Cazenovia College not only offered the property to be used as rental housing, but students in the college’s residential design class led by Interior Design Program Director and Associate Professor Grace Tallini contributed ideas, technical drawings and design and structural planning services to guide the renovation work. A recent Cazenovia College graduate, Amanda Pressly ’22, began working with CWR her sophomore year at Cazenovia. As the technology assistant, Pressly managed communications for CWR with the Cazenovia community sending newsletters and posting on the website and social media the status of the project as well as requests for items for the residence, including furniture and supplies.

CWR Steering Committee co-facilitators Kathy Bice and Carolyn Holmes also credit two Cazenovia High School students, Quinlan Emhoff and Erin Kuhn, with helping to bring awareness to the project and the contributions CWR is making in the community. Emhoff and Kuhn worked to bring the importance of the resettlement program into the high school. They participated in World Refugee Day, organized a drive for goods, and put kits together to welcome new refugee families. Emhoff also spoke at a CWR event to highlight its activities and recruit new members.

It is really cool to see 43 Lincklaen now as a home for a family,” Quinlan said. “It looks great.”

We are looking forward to welcoming the children of the family into the community,” added Kuhn. “We can babysit, take them for ice cream and all sorts of things.”

As the family moves into their new home later this summer, CWR will continue to act as their liaison to the community.

CWR will be the family’s resource for any assistance they may need, including registering their children for school, finding doctors, dentists, or simply navigating local stores and events,” Bice said.

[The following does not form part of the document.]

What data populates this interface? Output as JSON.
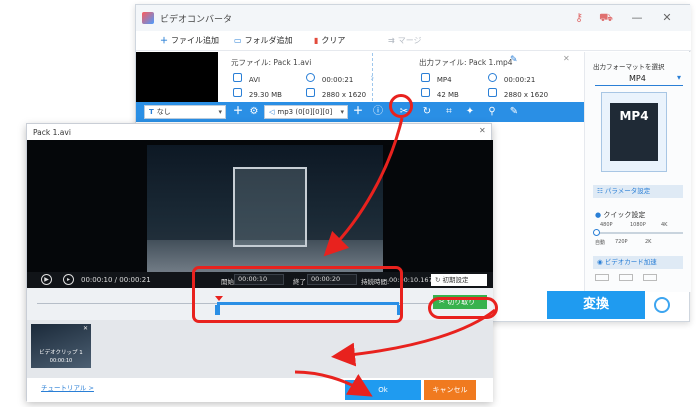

I am excited to welcome a family to 43 Lincklaen,” noted David Bergh, president of Cazenovia College, who has served on the CWR steering committee since it first began in 2018. “I applaud the contributions of our students that assisted in making this project come to fruition along with the collaboration between the College, CWR and InterFaith Works. It has been a great partnership that we look forward to continuing.”